For workers to repair most things in an apartment they will need access to a power outlet and access to water. They may also be doing things that should only happen in a well-ventilated area.

Is there is an outlet near the work area? Clear the area around it and ensure that there's nothing else putting load on that breaker. Power tools can draw a lot of juice.

They'll need water. The kitchen sink is a viable alternative but if workers are going to be in there for several hours, it's nice to give them access to a bathroom. If you don't want them dirtying up the guest towels, then take down the guest towels. If the T.P. is in an odd location, make it a little more obvious than normal.

Make sure that they can reach and open the nearest window without knocking anything over, letting in bugs, or removing heat-sealed plastic.

Notes in 3 languages.

Sometimes you need to leave notes for the workers. You might want to indicate which out of many windows is not opening, or let them know that a particular outlet is dead. You might want to let them know that one door needs to stay open. Chances are in Chicago that you will be visited by workers who do not speak English as their first language. If you're going to leave notes that have any impact, try to leave them in at least three languages: English, Spanish and Polish. You can use an online translation service to do this.

Sometimes you just have to be present.

Most maintenance visits occur during the weekday when many renters are at work. It can be very challenging to take time off from work to be present for a maintenance visit, especially if it's one that your landlord is forcing upon you with two days advance notice. But if you have very particular living conditions that must be preserved for your own health or sanity then you need to bite the bullet and find a way to be present or have someone you know and trust be there on your behalf.

Are you a maintenance worker doing residential repairs? Did we leave anything out? Let us know in the comments or through our contact page and we'll add it!

RentConfident is a Chicago startup that provides renters with the in-depth information they need to choose safe apartments.

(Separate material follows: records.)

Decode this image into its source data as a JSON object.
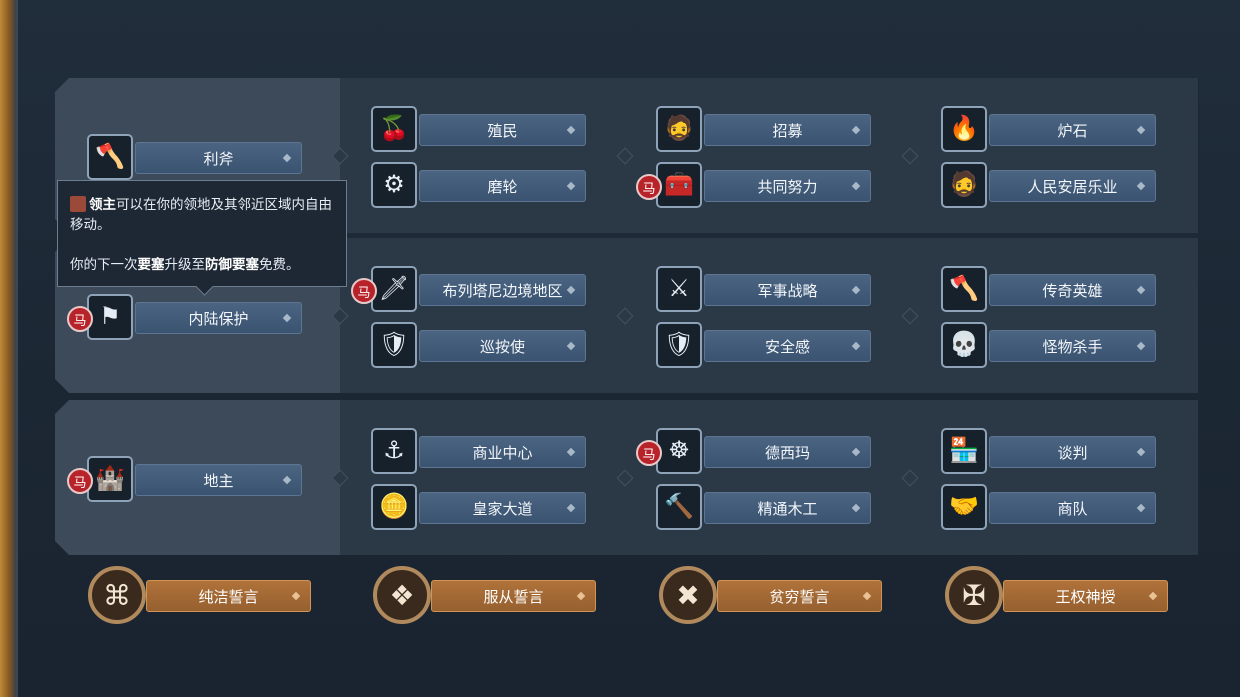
{
  "tree": {
    "rows": [
      {
        "first": {
          "label": "利斧",
          "icon": "axe-icon",
          "glyph": "🪓",
          "badge": false
        },
        "groups": [
          [
            {
              "label": "殖民",
              "icon": "fruit-basket-icon",
              "glyph": "🍒",
              "badge": false
            },
            {
              "label": "磨轮",
              "icon": "grindstone-icon",
              "glyph": "⚙",
              "badge": false
            }
          ],
          [
            {
              "label": "招募",
              "icon": "recruit-man-icon",
              "glyph": "🧔",
              "badge": false
            },
            {
              "label": "共同努力",
              "icon": "chest-icon",
              "glyph": "🧰",
              "badge": true
            }
          ],
          [
            {
              "label": "炉石",
              "icon": "fire-icon",
              "glyph": "🔥",
              "badge": false
            },
            {
              "label": "人民安居乐业",
              "icon": "happy-man-icon",
              "glyph": "🧔",
              "badge": false
            }
          ]
        ]
      },
      {
        "first": {
          "label": "内陆保护",
          "icon": "banner-icon",
          "glyph": "⚑",
          "badge": true
        },
        "groups": [
          [
            {
              "label": "布列塔尼边境地区",
              "icon": "spear-icon",
              "glyph": "🗡",
              "badge": true
            },
            {
              "label": "巡按使",
              "icon": "red-shield-icon",
              "glyph": "🛡",
              "badge": false
            }
          ],
          [
            {
              "label": "军事战略",
              "icon": "sword-icon",
              "glyph": "⚔",
              "badge": false
            },
            {
              "label": "安全感",
              "icon": "shield-icon",
              "glyph": "🛡",
              "badge": false
            }
          ],
          [
            {
              "label": "传奇英雄",
              "icon": "battle-axe-icon",
              "glyph": "🪓",
              "badge": false
            },
            {
              "label": "怪物杀手",
              "icon": "skull-icon",
              "glyph": "💀",
              "badge": false
            }
          ]
        ]
      },
      {
        "first": {
          "label": "地主",
          "icon": "estate-icon",
          "glyph": "🏰",
          "badge": true
        },
        "groups": [
          [
            {
              "label": "商业中心",
              "icon": "anchor-icon",
              "glyph": "⚓",
              "badge": false
            },
            {
              "label": "皇家大道",
              "icon": "coin-stack-icon",
              "glyph": "🪙",
              "badge": false
            }
          ],
          [
            {
              "label": "德西玛",
              "icon": "gold-wheel-icon",
              "glyph": "☸",
              "badge": true
            },
            {
              "label": "精通木工",
              "icon": "hammer-icon",
              "glyph": "🔨",
              "badge": false
            }
          ],
          [
            {
              "label": "谈判",
              "icon": "market-icon",
              "glyph": "🏪",
              "badge": false
            },
            {
              "label": "商队",
              "icon": "trade-icon",
              "glyph": "🤝",
              "badge": false
            }
          ]
        ]
      }
    ]
  },
  "oaths": [
    {
      "label": "纯洁誓言",
      "icon": "knot-purity-icon",
      "glyph": "⌘"
    },
    {
      "label": "服从誓言",
      "icon": "knot-obedience-icon",
      "glyph": "❖"
    },
    {
      "label": "贫穷誓言",
      "icon": "knot-poverty-icon",
      "glyph": "✖"
    },
    {
      "label": "王权神授",
      "icon": "cross-divine-icon",
      "glyph": "✠"
    }
  ],
  "tooltip": {
    "governor": "领主",
    "line1_rest": "可以在你的领地及其邻近区域内自由移动。",
    "line2_a": "你的下一次",
    "fortress": "要塞",
    "line2_b": "升级至",
    "defensive_fortress": "防御要塞",
    "line2_c": "免费。"
  },
  "badge_glyph": "马",
  "colors": {
    "accent_bar": "#3f5a78",
    "oath_bar": "#a86a35",
    "badge_red": "#b8232a"
  }
}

Help us reach more renters! Like, Share and Retweet us!

Published by

Kay Cleaves

One thought on “Preparing Your Apartment for Maintenance Workers.”

Comments are closed.